Friday, February 3, 2023

February Is A Time To Chill, literally!

With January behind us it is time to change strategy. I am not likely to add many new bird species to my year list in February so I will take a more laid back approach until we reach the heart of Spring. I started out February by enjoying the scenery from this little beach along the river in Middletown. I did find one new first of year bird in the woods behind me. It was the sneaky little Brown Creeper.

It was such a nice sunny day and in the 40's. As I am posting this, the temperature is plummeting and will reach below zero with the wind-chill factor by tomorrow!
Beyond that, there were maybe a dozen species of birds including female Hooded Mergansers.
There were also some house finches around which were captured and shipped to New York City in 1940 to b enjoyed as colorful pets. They escaped and/or were released from pet stores and populated in northeastern United States. Now they are very common here in Connecticut.

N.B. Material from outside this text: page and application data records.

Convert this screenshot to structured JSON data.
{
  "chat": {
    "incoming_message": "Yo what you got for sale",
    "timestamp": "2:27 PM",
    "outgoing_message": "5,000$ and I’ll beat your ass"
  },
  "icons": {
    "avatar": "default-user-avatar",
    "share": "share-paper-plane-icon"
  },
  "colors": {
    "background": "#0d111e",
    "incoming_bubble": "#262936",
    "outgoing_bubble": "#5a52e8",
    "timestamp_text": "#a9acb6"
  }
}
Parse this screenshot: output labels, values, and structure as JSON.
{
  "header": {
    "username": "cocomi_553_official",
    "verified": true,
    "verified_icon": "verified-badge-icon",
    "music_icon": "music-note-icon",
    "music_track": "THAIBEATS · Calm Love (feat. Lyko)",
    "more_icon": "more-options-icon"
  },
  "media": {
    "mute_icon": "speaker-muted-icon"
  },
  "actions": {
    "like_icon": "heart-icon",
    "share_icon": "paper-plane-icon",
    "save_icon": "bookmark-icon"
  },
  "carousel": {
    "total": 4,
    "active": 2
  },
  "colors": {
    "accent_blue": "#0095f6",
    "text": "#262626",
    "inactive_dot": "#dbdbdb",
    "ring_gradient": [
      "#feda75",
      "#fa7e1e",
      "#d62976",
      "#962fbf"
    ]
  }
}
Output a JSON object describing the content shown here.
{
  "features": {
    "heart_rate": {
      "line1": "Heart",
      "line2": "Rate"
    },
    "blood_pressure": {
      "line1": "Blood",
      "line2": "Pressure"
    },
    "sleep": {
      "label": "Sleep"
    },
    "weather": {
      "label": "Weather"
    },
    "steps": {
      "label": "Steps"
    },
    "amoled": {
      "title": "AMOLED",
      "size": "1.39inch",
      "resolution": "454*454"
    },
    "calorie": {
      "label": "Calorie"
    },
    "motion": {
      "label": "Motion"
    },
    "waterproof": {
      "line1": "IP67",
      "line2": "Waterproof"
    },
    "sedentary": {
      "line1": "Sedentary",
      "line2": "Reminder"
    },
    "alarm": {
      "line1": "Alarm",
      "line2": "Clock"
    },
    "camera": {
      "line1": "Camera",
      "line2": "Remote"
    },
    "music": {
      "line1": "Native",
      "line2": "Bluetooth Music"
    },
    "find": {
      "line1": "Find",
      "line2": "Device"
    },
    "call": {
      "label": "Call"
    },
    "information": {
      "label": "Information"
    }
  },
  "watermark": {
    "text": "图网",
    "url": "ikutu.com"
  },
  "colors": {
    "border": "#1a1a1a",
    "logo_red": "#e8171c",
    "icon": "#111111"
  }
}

Tuesday, January 31, 2023

Searching High And Low To finish January

I finished the month of January searching high up in the Connecticut River valley for river ducks and birds of prey.
The Chester area of the Connecticut River was one of my stops along the way. This is Sherlock Holmes old castle home, or I should say  actor William Gillete's castle. He portrayed Sherlock Holmes on stage in the late 19th and early 20th century.
Sure enough, there were Bald Eagles around as well as some winter ducks. I finished off January with 65 species seen in Middlesex County. Not bad, but things will slow down considerably until spring migration.

Thursday, January 12, 2023

Pileated Woodpeckers In My Backyard!

I live in a suburban neighborhood but I do have a nice patch of trees in the backyard. We've had a few nice surprise birds like bluebirds, owls, and now Pileated Woodpeckers. It would be nice if they nested here. This male was digging out a good-sized hole, so maybe. You can tell a male because they have a red moustache and the red feathers extend to the entire top of the head. The female has a grayish-black forecrown with no moustache.

Saturday, January 7, 2023

Ring-necks and Otter At Preserve

Middlesex Land Trust has preserved about 50 different pieces of land in my area. One of them is the Highland Pond preserve in Middletown which has turned out to be a nice little honeyhole of a pond. It is a small pond that is surrounded by a small residential neighborhood but has yielded a lot of nice finds for me over the years. it is good for a nice variety of ducks in particular.
The last time I visited there it was a gloomy, raw day but it was still worth a visit. I saw Green-winged Teal and a few Ring-necked Ducks. There is a ring on the necks of these ducks but it is subtle and you don't always see the ring. If you look closely at the neck you can see how it has a slight change of color near the base of the neck. Something else caught my attention. At first, I couldn't make heads or tails of what I was seeing. I saw the head and thought that doesn't look like a beaver?Then I saw the tail and knew that definitely isn't a beaver tail! There were actually 2 river otters in the pond! They were rolling around flipping up their tails and having a grand old time. One even caught a fish but with the poor lighting I had a tough time getting clear pictures with my point and shoot. River Otters aren't that rare in Connecticut but you don't get to see them often. They travel up and down streams and rivers moving from one pond to another. They are tough, agile predators that eat all sorts of things including ducks,  beavers and raccoons!